I love tacos. There’s no getting around that fact. But I’m particular about them. So when I had the opportunity to accompany my wife to San Antonio (she was speaking at a conference) I knew I could satisfy my craving without much of a problem. After all, my good friend Tom Thees lives in San Antonio and said he’d be happy to take me to two of his favorite spots: Urban Taco and Taquitos Estilo Jalisco.
I’ll admit the tacos were delicious at Urban Taco, particularly because of the thick tortillas that encased the grilled meats. But the upscale setting looked pricey and the food indeed was. The waitstaff, some of whom spoke Spanish as a first language, wore white chef’s coats accented by a colorful apron — a nice touch.
I wanted, however, to visit a more authentic taqueria — a joint that would remind me of Jalisco, where I spent a year teaching school in the late 1970s before moving to Mexico City. We hauled it over to West Ave., a busy street lined with Mexican restaurants and auto repair shops. This looked promising. And there it was: The taco joint that made me think I was again in Guadalajara.
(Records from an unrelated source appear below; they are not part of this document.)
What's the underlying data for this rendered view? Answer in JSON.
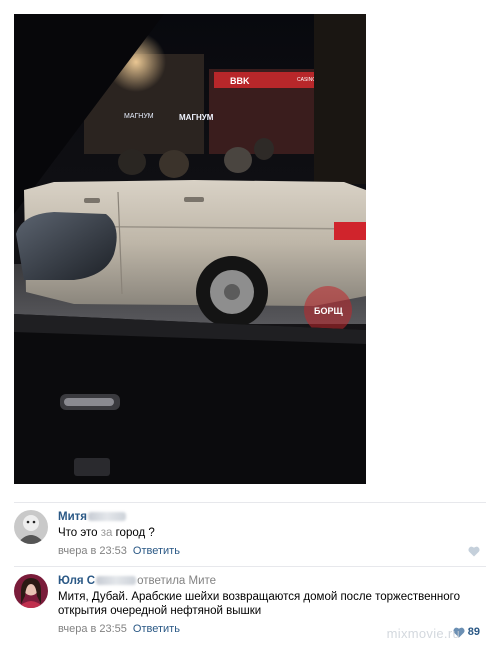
{
  "photo": {
    "store_sign": "МАГНУМ",
    "store_sign_left": "МАГНУМ",
    "bank_sign": "BBK",
    "watermark": "БОРЩ",
    "casino_sign": "CASINO"
  },
  "comments": [
    {
      "author": "Митя",
      "reply_to": "",
      "text_before": "Что это ",
      "text_blurred": "за",
      "text_after": " город ?",
      "time": "вчера в 23:53",
      "reply_label": "Ответить",
      "likes": ""
    },
    {
      "author": "Юля С",
      "reply_to": "ответила Мите",
      "text_line1": "Митя, Дубай. Арабские шейхи возвращаются домой после торжественного",
      "text_line2": "открытия очередной нефтяной вышки",
      "time": "вчера в 23:55",
      "reply_label": "Ответить",
      "likes": "89"
    }
  ],
  "site_watermark": "mixmovie.ru",
  "colors": {
    "link": "#2a5885",
    "meta": "#828282",
    "divider": "#e7e8ec"
  },
  "icons": [
    "heart-icon"
  ]
}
This was a modest restaurant that appreciated customers who spoke Spanish, no matter how badly. I ordered two plates of six tacos each for the five of us. And damned if I forgot to take picture them. Instead, here’s a shot of a worker chopping meat for tacos. He’s from Guadalajara.